When I started at Darden, I initially decided to take a step back and just focus on school. However, after a few quarters, I realized I needed to get back to what I enjoy most – showing up as a leader, helping people, and supporting people – for me to make the most of my time at Darden. I considered other leadership roles, but I decided I could have the most significant impact through the Black Professional MBA Association.  

What were some highlights from this year’s BPMBA programming?  

This year, we’ve worked to put structure around both what the club is and what it can be. We’ve also focused on building connections across programs.  

Our connection efforts started with a couple events for Executive and Part-Time MBA students, but the success of those events led to us including Full-Time MBA as well. The best example of this work is the All Cohort Virtual Gathering we hosted in the spring. We had 50 people online for the meet-up, including alumni, current students and incoming students.  

I also attended the National Black MBA Conference, which was in Philadelphia this year. Being in the area allowed me to take on more of a leadership role prior to the event. I enjoyed finding ways to support the Darden Career Center team members and the students participating in the conference. It will be in Washington, D.C. next year, and I’m looking forward to seeing a strong Darden presence at the event.

One of my mentors is a UVA graduate, and he talked with me about UVA’s Black Alumni Weekend. I was curious about the event, and realized there was an opportunity for Darden to be more involved, so, I joined the Planning Committee. Several other Darden students also joined, and we helped add a golf outing and the Black Trailblazers panel discussion to the schedule of events. Darden also hosted a reception at Dean Beardsley’s Pavilion that Saturday, which I think may have been spurred by all the Darden engagement in the weekend.  

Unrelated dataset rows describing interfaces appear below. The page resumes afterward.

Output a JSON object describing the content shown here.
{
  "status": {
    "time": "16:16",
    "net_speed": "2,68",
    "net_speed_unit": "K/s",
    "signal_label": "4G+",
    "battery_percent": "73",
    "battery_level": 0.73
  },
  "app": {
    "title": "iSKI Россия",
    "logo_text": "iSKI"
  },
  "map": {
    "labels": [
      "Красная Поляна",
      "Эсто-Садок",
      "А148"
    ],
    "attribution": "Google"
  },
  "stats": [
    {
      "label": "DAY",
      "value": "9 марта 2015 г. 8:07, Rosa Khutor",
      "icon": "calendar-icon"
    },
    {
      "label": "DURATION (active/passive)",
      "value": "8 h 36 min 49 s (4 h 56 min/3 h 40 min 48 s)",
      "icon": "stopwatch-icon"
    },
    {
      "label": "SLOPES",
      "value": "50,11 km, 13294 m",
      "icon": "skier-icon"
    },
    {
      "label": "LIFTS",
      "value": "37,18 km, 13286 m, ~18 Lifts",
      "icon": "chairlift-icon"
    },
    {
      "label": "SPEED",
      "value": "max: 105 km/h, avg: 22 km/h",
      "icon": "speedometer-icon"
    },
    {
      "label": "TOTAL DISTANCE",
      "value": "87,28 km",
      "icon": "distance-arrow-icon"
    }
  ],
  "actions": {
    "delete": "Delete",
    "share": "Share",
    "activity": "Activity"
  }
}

I feel like we’ve created a playbook for future BPMBA leaders, and I’m excited to see what the group accomplishes in the future.

Another activity you’ve been involved with is the Prison Re-Entry Education Program (PREP). How did you get involved?  

I was on the Community engagement team with the Executive Student Association (ESA), and I had an opportunity to participate in a call about bringing PREP to DC. Based on that conversation, I thought it might be a while before anything formal materialized, so I reached out Resilience Education, the group co-founded by Greg and Tierney Fairchild that runs PREP.  

Through these conversations, I learned there was a PREP offering at Wharton, and this would be the first year they would be going into the prison system to teach. Fortunately, Wharton let me join the class, and I went through the training. 

What has the PREP experience been like? 

It was very rewarding and an incredible way to apply what I’ve learned and have a real impact. These are our neighbors – I wanted to help them be as prepared as possible for life after prison.

During my time at Darden, one of my goals has been to expand my network, and through my PREP experience I was able to meet people from another business school. I also facilitated discussions using the Socratic method, which was extremely powerful for me. My time with PREP has given me the confidence to apply to be an adjunct professor at a community college.  

What has been the Executive MBA program’s impact on you? 

I know many people say this, but it has truly been a transformational experience. Darden has exposed me to so many people. It has given me the confidence to try things and experiment. It has helped me understand and remember the importance of leaving a mark and having a legacy. It wasn’t always easy, but I’m proud I stuck with it. I participated in four global residencies, made great friends and played a leadership role in my class. I’m very thankful for the people who allowed me to make mistakes, who helped me learn, who supported me along the way.

What’s a piece of advice you would share with prospective students? 

Have fun with the experience. While two years may seem like a lot, it’s not. It goes by much quicker than you think. Take advantage of leadership opportunities and build your network. So much that is possible, you have to be willing to believe in yourself and try.